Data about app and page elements

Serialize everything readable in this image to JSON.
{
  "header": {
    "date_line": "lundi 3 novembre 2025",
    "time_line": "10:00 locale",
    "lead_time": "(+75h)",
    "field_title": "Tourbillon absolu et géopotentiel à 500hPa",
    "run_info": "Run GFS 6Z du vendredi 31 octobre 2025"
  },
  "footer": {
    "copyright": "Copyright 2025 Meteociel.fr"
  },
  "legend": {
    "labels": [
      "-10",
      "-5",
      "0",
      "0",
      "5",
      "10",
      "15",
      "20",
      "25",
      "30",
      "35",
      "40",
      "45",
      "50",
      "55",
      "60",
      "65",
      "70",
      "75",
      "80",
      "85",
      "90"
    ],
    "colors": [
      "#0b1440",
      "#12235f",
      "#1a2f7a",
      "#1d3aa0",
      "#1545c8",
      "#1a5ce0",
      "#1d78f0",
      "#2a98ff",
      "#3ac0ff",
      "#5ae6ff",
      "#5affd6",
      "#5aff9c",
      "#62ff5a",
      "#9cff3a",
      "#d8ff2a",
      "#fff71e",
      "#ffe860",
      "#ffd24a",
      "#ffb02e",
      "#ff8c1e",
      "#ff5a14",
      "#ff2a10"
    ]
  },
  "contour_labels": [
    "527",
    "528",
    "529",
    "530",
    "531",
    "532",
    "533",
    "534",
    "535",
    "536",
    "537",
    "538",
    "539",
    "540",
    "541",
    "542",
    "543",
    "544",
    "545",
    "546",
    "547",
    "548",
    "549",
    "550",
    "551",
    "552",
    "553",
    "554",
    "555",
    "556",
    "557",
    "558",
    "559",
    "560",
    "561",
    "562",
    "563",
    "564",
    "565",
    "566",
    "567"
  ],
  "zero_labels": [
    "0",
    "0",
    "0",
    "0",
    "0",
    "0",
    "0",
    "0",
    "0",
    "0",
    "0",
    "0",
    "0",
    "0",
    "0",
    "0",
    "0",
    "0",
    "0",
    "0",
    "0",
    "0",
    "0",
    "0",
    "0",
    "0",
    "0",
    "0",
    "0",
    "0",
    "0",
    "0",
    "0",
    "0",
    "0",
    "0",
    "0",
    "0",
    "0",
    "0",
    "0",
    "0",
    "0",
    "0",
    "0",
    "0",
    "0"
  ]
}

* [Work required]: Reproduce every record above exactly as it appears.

* [Written response]:
Serialize everything readable in this image to JSON.
{
  "header": {
    "date_line": "lundi 3 novembre 2025",
    "time_line": "10:00 locale",
    "lead_time": "(+75h)",
    "field_title": "Tourbillon absolu et géopotentiel à 500hPa",
    "run_info": "Run GFS 6Z du vendredi 31 octobre 2025"
  },
  "footer": {
    "copyright": "Copyright 2025 Meteociel.fr"
  },
  "legend": {
    "labels": [
      "-10",
      "-5",
      "0",
      "0",
      "5",
      "10",
      "15",
      "20",
      "25",
      "30",
      "35",
      "40",
      "45",
      "50",
      "55",
      "60",
      "65",
      "70",
      "75",
      "80",
      "85",
      "90"
    ],
    "colors": [
      "#0b1440",
      "#12235f",
      "#1a2f7a",
      "#1d3aa0",
      "#1545c8",
      "#1a5ce0",
      "#1d78f0",
      "#2a98ff",
      "#3ac0ff",
      "#5ae6ff",
      "#5affd6",
      "#5aff9c",
      "#62ff5a",
      "#9cff3a",
      "#d8ff2a",
      "#fff71e",
      "#ffe860",
      "#ffd24a",
      "#ffb02e",
      "#ff8c1e",
      "#ff5a14",
      "#ff2a10"
    ]
  },
  "contour_labels": [
    "527",
    "528",
    "529",
    "530",
    "531",
    "532",
    "533",
    "534",
    "535",
    "536",
    "537",
    "538",
    "539",
    "540",
    "541",
    "542",
    "543",
    "544",
    "545",
    "546",
    "547",
    "548",
    "549",
    "550",
    "551",
    "552",
    "553",
    "554",
    "555",
    "556",
    "557",
    "558",
    "559",
    "560",
    "561",
    "562",
    "563",
    "564",
    "565",
    "566",
    "567"
  ],
  "zero_labels": [
    "0",
    "0",
    "0",
    "0",
    "0",
    "0",
    "0",
    "0",
    "0",
    "0",
    "0",
    "0",
    "0",
    "0",
    "0",
    "0",
    "0",
    "0",
    "0",
    "0",
    "0",
    "0",
    "0",
    "0",
    "0",
    "0",
    "0",
    "0",
    "0",
    "0",
    "0",
    "0",
    "0",
    "0",
    "0",
    "0",
    "0",
    "0",
    "0",
    "0",
    "0",
    "0",
    "0",
    "0",
    "0",
    "0",
    "0"
  ]
}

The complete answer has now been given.